• Courtesy of Josh Fogt
  • The derailed train, this morning in Interbay.

Gus Melonas, spokesperson for the Burlington Northern Santa Fe Railway, called earlier this afternoon to offer more details on this morning's oil train derailment under the Magnolia Bridge.

The train was carrying "100 loaded tank cars of Bakken oil destined for Anacortes," Melonas said. It was getting ready to head onward toward the northern part of the Washington when the second of two locomotives pulling the train derailed. Behind that locomotive was a "buffer car" loaded with sand. That derailed, too. So did the train's first three oil cars, the first of which ended up listing at a 45-degree angle. (The other two tilted less precipitously.)

No oil spilled, but one of the oil cars suffered damage and will have to be hauled away after its contents are transferred to another car. The other two oil cars will head onward with their Bakken cargo after inspections.

BNSF officials are investigating the derailment, which occurred when the train was traveling at less than 5 miles an hour, but they don't yet know the cause.

Melonas said the cars on this train are all 1232s—a newer, safer variety of oil car. "The latest industry standard," Melonas said, "with the upgraded safety precautions, with thicker heat shields at both ends of the cars, rollover protections for the valves, and thicker steel. The cars performed as designed."

This is "without a doubt" the first derailment since Bakken oil started being shipped through Washington State more regularly over the past two years, Melonas said. "We're confident that we have a safe operation."

Others are not so certain, including Mayor Ed Murray, who said in a statement this afternoon:

This is an important public safety issue facing Seattle and I will continue to advocate for less oil and coal coming through our city.

State Representative Reuven Carlyle, of Seattle, used the incident to draw attention to a new study on the costs and benefits of coal trains running through the city:

The sheer irony of today’s oil train derailment under the Magnolia Bridge—in the heart of Seattle— at the very moment a major study is being released blocks away outlining the severe economic, transportation and infrastructure costs to the life of our state is stunning.

I doubt Jon Stewart and Stephen Colbert could dream up a more jolting juxtaposition than today’s events.

The Puget Sound Regional Council released an independent, rigorous, detailed study today analyzing the impacts of the proposed coal exports. If these sweeping proposals are enacted over the objections of millions of our citizens, Washington State is poised to become the number one exporter of coal and oil in the nation. This valuable data directly shows that the economic benefits of the proposals are pennies on the dollar compared to the shockingly expensive costs. The modest, short term benefits are highly concentrated in rural areas of Whatcom County while the costs are trapped in virtually every community from Spokane to the Columbia River to Clark County up through the I-5 Corridor of Thurston, Pierce, King and Snohomish counties.

And King County Executive Dow Constantine added this warning:

Thankfully no fire resulted from the derailment of oil train tank cars under the Magnolia Bridge.
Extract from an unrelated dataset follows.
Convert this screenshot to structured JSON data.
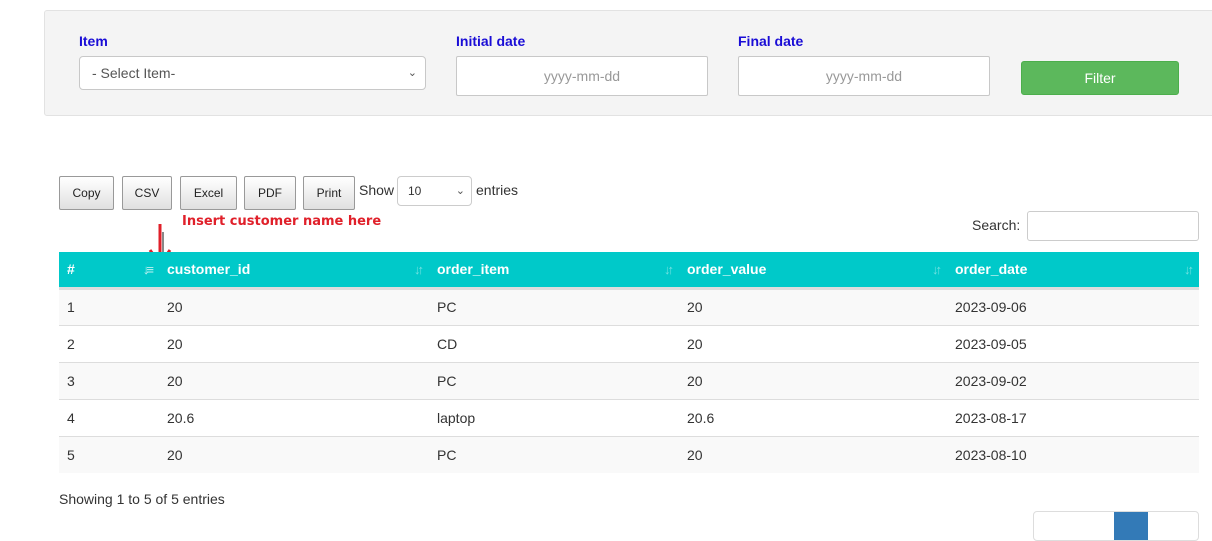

But this incident only shows how little we know about what moves through our communities by rail, and how thin is the margin of safety for the people of King County from hazards of shipping millions of gallons of highly flammable crude oil that can be easily ignited by heat or an electric spark.

Local and tribal governments have front-line roles in emergency response and transportation. That is why I convened an Alliance last week of elected leaders from across the Northwest and British Columbia to shine a light on the true costs and impact of coal and oil trains on our communities, and bring our voices together for a safer energy future.

We've already seen an unprecedented groundswell of opposition to coal export, and the traffic, health, and environmental impacts of up to 18, mile-and-a-half long coal trains coming through the heart of our communities. As we've seen today, we also face growing threats from oil trains—an Exxon Valdez on rails—which carry the potential for devastating explosions and spills. We've seen oil train disasters across the U.S. and Canada that have wiped out entire communities. Outdated tank cars must be taken out of service.